“Was the failure because of design or maintenance? LaMalfa said. “What else about the dam and its maintenance should be taken into account? ... We’re not asking for a great big delay, especially in proportion to how long (the relicensing process) has taken already.”
State inspectors never sounded alarms about the spillway in their annual reports. FERC oversees an inspection every five years. FERC’s most recent inspection, conducted in late 2014, concluded that the a failure of the flood-control spillway at Oroville was so unlikely that there was no need to plan for such an emergency.
Oroville’s crisis began when a giant crater opened in the main spillway on Feb. 7. DWR officials throttled back water releases to limit the damage, but a heavy rainstorm filled Lake Oroville and water began spilling over the adjacent emergency spillway for the first time in the lake’s 48-year history. When it appeared the emergency spillway might fail, officials ordered the immediate evacuation of 188,000 downstream residents. DWR quickly ramped up releases over the main spillway, arresting the flow of water over the emergency structure, and lake levels fell.

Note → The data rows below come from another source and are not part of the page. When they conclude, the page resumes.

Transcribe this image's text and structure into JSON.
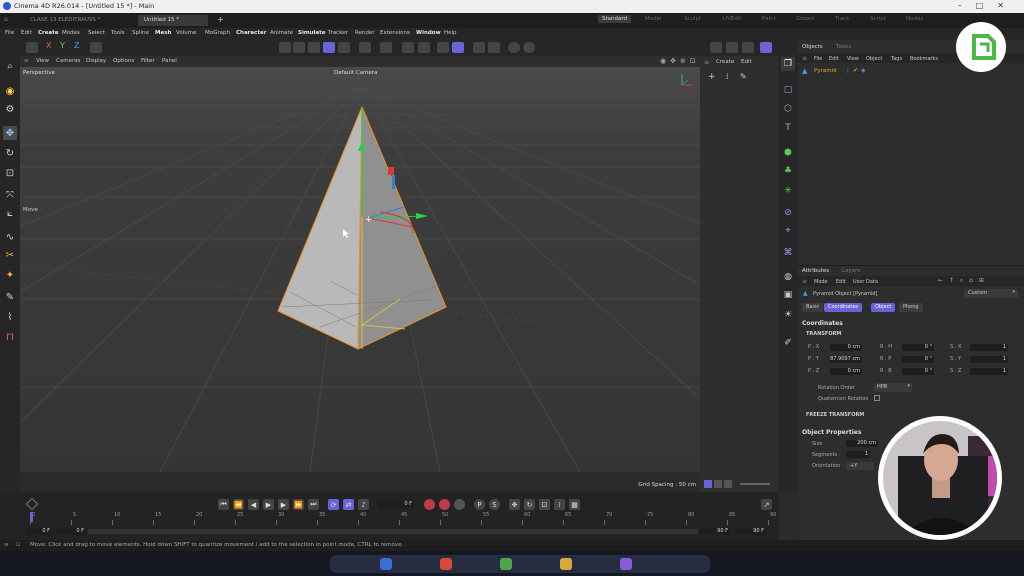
{
  "window": {
    "title": "Cinema 4D R26.014 - [Untitled 15 *] - Main",
    "controls": [
      "–",
      "□",
      "✕"
    ]
  },
  "doc_tabs": [
    {
      "label": "CLASE 13 ELEDITRAUSS *",
      "active": false
    },
    {
      "label": "Untitled 15 *",
      "active": true
    }
  ],
  "layout_tabs": [
    {
      "label": "Standard",
      "active": true
    },
    {
      "label": "Model",
      "active": false
    },
    {
      "label": "Sculpt",
      "active": false
    },
    {
      "label": "UVEdit",
      "active": false
    },
    {
      "label": "Paint",
      "active": false
    },
    {
      "label": "Groom",
      "active": false
    },
    {
      "label": "Track",
      "active": false
    },
    {
      "label": "Script",
      "active": false
    },
    {
      "label": "Nodes",
      "active": false
    }
  ],
  "menu": [
    "File",
    "Edit",
    "Create",
    "Modes",
    "Select",
    "Tools",
    "Spline",
    "Mesh",
    "Volume",
    "MoGraph",
    "Character",
    "Animate",
    "Simulate",
    "Tracker",
    "Render",
    "Extensions",
    "Window",
    "Help"
  ],
  "viewport": {
    "menu": [
      "View",
      "Cameras",
      "Display",
      "Options",
      "Filter",
      "Panel"
    ],
    "name": "Perspective",
    "camera": "Default Camera",
    "tool_label": "Move",
    "grid_spacing": "Grid Spacing : 50 cm"
  },
  "create_panel": {
    "menu": [
      "Create",
      "Edit"
    ]
  },
  "objects": {
    "tabs": [
      "Objects",
      "Takes"
    ],
    "menu": [
      "File",
      "Edit",
      "View",
      "Object",
      "Tags",
      "Bookmarks"
    ],
    "items": [
      {
        "name": "Pyramid"
      }
    ]
  },
  "attributes": {
    "tabs": [
      "Attributes",
      "Layers"
    ],
    "menu": [
      "Mode",
      "Edit",
      "User Data"
    ],
    "object_label": "Pyramid Object [Pyramid]",
    "preset": "Custom",
    "sub_tabs": [
      {
        "label": "Basic",
        "active": false
      },
      {
        "label": "Coordinates",
        "active": true
      },
      {
        "label": "Object",
        "active": true
      },
      {
        "label": "Phong",
        "active": false
      }
    ],
    "section": "Coordinates",
    "transform_label": "TRANSFORM",
    "rows": [
      {
        "p_label": "P . X",
        "p_val": "0 cm",
        "r_label": "R . H",
        "r_val": "0 °",
        "s_label": "S . X",
        "s_val": "1"
      },
      {
        "p_label": "P . Y",
        "p_val": "87.9097 cm",
        "r_label": "R . P",
        "r_val": "0 °",
        "s_label": "S . Y",
        "s_val": "1"
      },
      {
        "p_label": "P . Z",
        "p_val": "0 cm",
        "r_label": "R . B",
        "r_val": "0 °",
        "s_label": "S . Z",
        "s_val": "1"
      }
    ],
    "rotation_order_label": "Rotation Order",
    "rotation_order_value": "HPB",
    "quaternion_label": "Quaternion Rotation",
    "freeze_label": "FREEZE TRANSFORM",
    "object_props_title": "Object Properties",
    "size_label": "Size",
    "size_value": "200 cm",
    "segments_label": "Segments",
    "segments_value": "1",
    "orientation_label": "Orientation",
    "orientation_value": "+Y"
  },
  "timeline": {
    "current_frame": "0 F",
    "ticks": [
      "0",
      "5",
      "10",
      "15",
      "20",
      "25",
      "30",
      "35",
      "40",
      "45",
      "50",
      "55",
      "60",
      "65",
      "70",
      "75",
      "80",
      "85",
      "90"
    ],
    "start": "0 F",
    "start2": "0 F",
    "end": "90 F",
    "end2": "90 F"
  },
  "status_text": "Move: Click and drag to move elements. Hold down SHIFT to quantize movement / add to the selection in point mode, CTRL to remove."
}
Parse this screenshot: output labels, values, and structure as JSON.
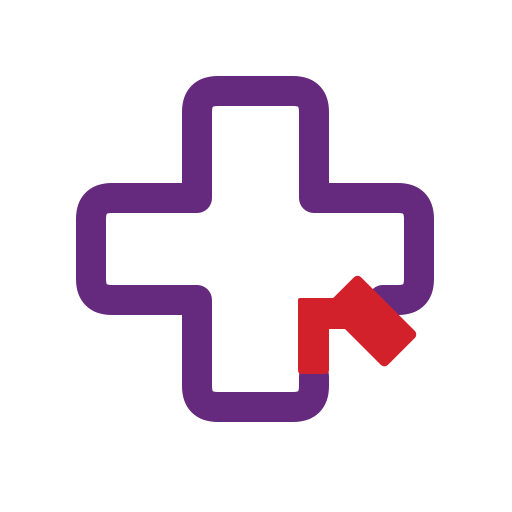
{
  "logo": {
    "semantic": "medical-cross-with-cursor-logo",
    "colors": {
      "cross_outline": "#652a7e",
      "cursor_arrow": "#d3212c",
      "background": "#ffffff"
    }
  }
}
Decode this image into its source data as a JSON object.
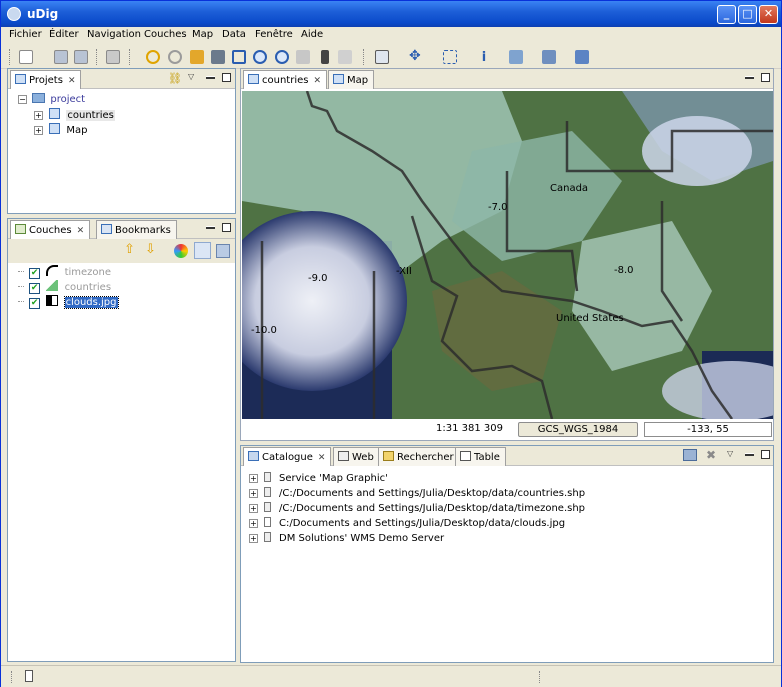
{
  "window": {
    "title": "uDig",
    "min_label": "_",
    "max_label": "□",
    "close_label": "✕"
  },
  "menu": [
    "Fichier",
    "Éditer",
    "Navigation",
    "Couches",
    "Map",
    "Data",
    "Fenêtre",
    "Aide"
  ],
  "projects_panel": {
    "tab": "Projets",
    "root": "project",
    "children": [
      "countries",
      "Map"
    ]
  },
  "layers_panel": {
    "tabs": [
      "Couches",
      "Bookmarks"
    ],
    "layers": [
      {
        "name": "timezone",
        "checked": true
      },
      {
        "name": "countries",
        "checked": true
      },
      {
        "name": "clouds.jpg",
        "checked": true,
        "selected": true
      }
    ]
  },
  "editor_tabs": [
    "countries",
    "Map"
  ],
  "map": {
    "labels": [
      {
        "text": "Canada"
      },
      {
        "text": "United States"
      },
      {
        "text": "-7.0"
      },
      {
        "text": "-8.0"
      },
      {
        "text": "-9.0"
      },
      {
        "text": "-10.0"
      },
      {
        "text": "-XII"
      }
    ]
  },
  "status": {
    "scale": "1:31 381 309",
    "crs": "GCS_WGS_1984",
    "coords": "-133, 55"
  },
  "catalog": {
    "tabs": [
      "Catalogue",
      "Web",
      "Rechercher",
      "Table"
    ],
    "items": [
      "Service 'Map Graphic'",
      "/C:/Documents and Settings/Julia/Desktop/data/countries.shp",
      "/C:/Documents and Settings/Julia/Desktop/data/timezone.shp",
      "C:/Documents and Settings/Julia/Desktop/data/clouds.jpg",
      "DM Solutions' WMS Demo Server"
    ]
  },
  "colors": {
    "title_bar": "#0a49c9",
    "chrome": "#ece9d8",
    "selection": "#316ac5",
    "panel_border": "#7f9db9"
  }
}
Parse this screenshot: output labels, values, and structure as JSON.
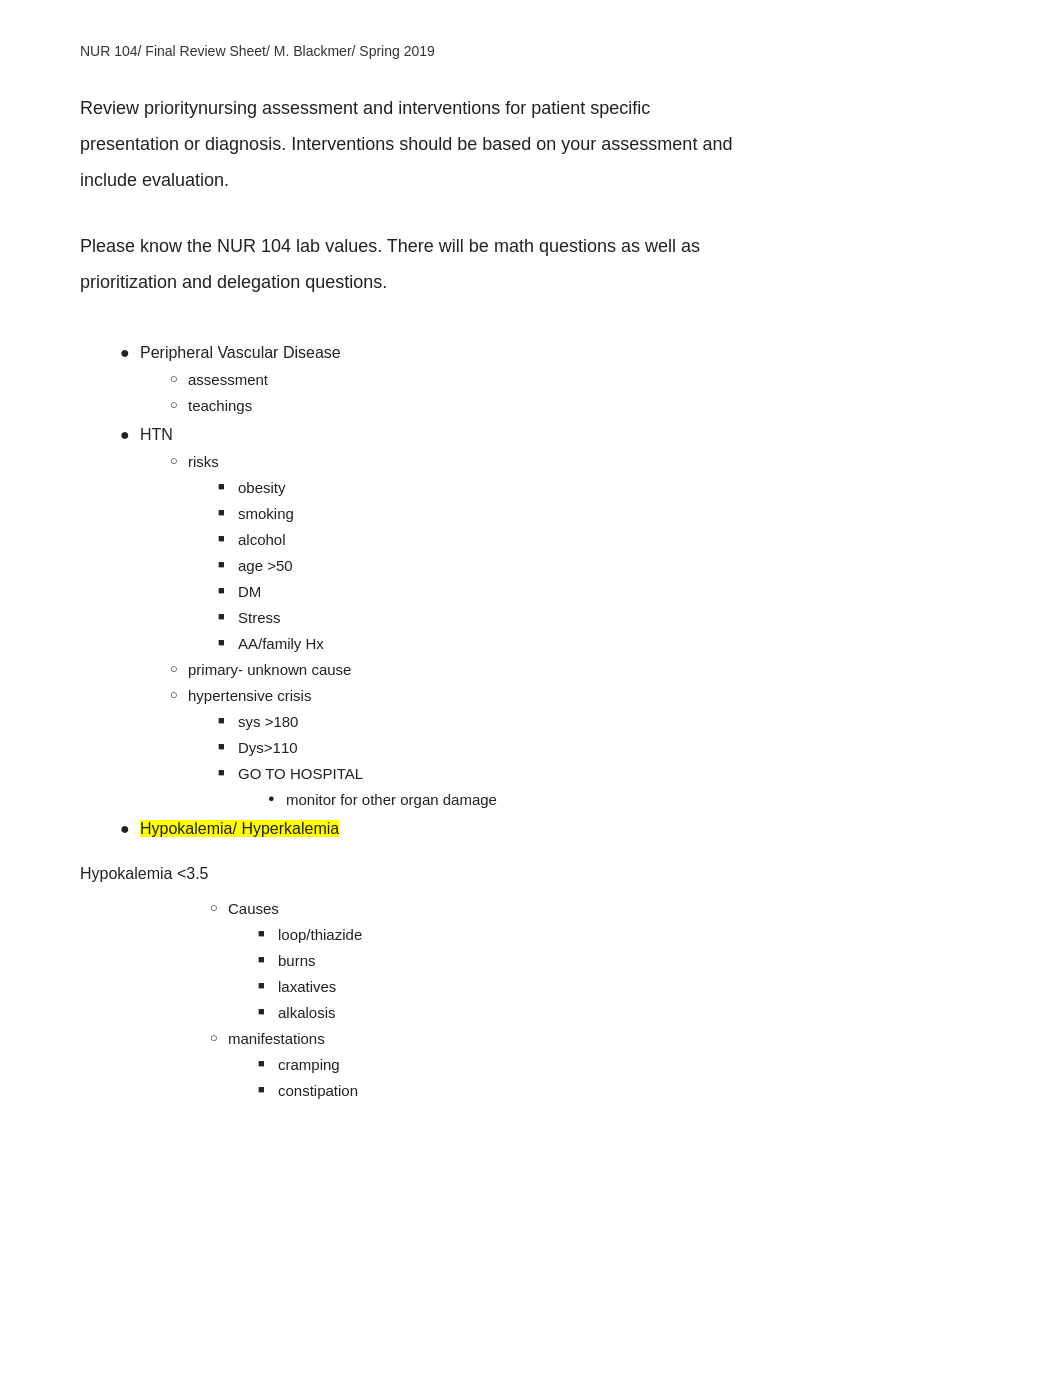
{
  "header": {
    "text": "NUR 104/ Final Review Sheet/ M. Blackmer/ Spring 2019"
  },
  "intro": {
    "line1": "Review prioritynursing assessment and interventions   for patient specific",
    "line2": "presentation or diagnosis.   Interventions should be based on your assessment and",
    "line3": "include evaluation."
  },
  "second": {
    "line1": "Please know the NUR 104 lab values. There will be math questions as well as",
    "line2": "prioritization and delegation questions."
  },
  "bullet_list": [
    {
      "label": "Peripheral Vascular Disease",
      "highlighted": false,
      "children": [
        {
          "label": "assessment",
          "children": []
        },
        {
          "label": "teachings",
          "children": []
        }
      ]
    },
    {
      "label": "HTN",
      "highlighted": false,
      "children": [
        {
          "label": "risks",
          "children": [
            {
              "label": "obesity"
            },
            {
              "label": "smoking"
            },
            {
              "label": "alcohol"
            },
            {
              "label": "age >50"
            },
            {
              "label": "DM"
            },
            {
              "label": "Stress"
            },
            {
              "label": "AA/family Hx"
            }
          ]
        },
        {
          "label": "primary- unknown cause",
          "children": []
        },
        {
          "label": "hypertensive crisis",
          "children": [
            {
              "label": "sys >180"
            },
            {
              "label": "Dys>110"
            },
            {
              "label": "GO TO HOSPITAL",
              "sub": [
                "monitor for other organ damage"
              ]
            }
          ]
        }
      ]
    },
    {
      "label": "Hypokalemia/ Hyperkalemia",
      "highlighted": true,
      "children": []
    }
  ],
  "hypokalemia_section": {
    "title": "Hypokalemia <3.5",
    "groups": [
      {
        "label": "Causes",
        "items": [
          "loop/thiazide",
          "burns",
          "laxatives",
          "alkalosis"
        ]
      },
      {
        "label": "manifestations",
        "items": [
          "cramping",
          "constipation"
        ]
      }
    ]
  }
}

The evacuation order was lifted two days later. The state hopes the Federal Emergency Management Agency will pay for the bulk of the repairs at the nation’s tallest dam. The water contractors will pay what’s left of the tab not picked up by federal taxpayers.
This compilation of drone footage from May 20, 2017 through November 1, 2017 highlights the transformation of Lake Oroville’s main spillway during repairs. Kiewit Infrastructure has led the massive construction effort to repair and reconstruct the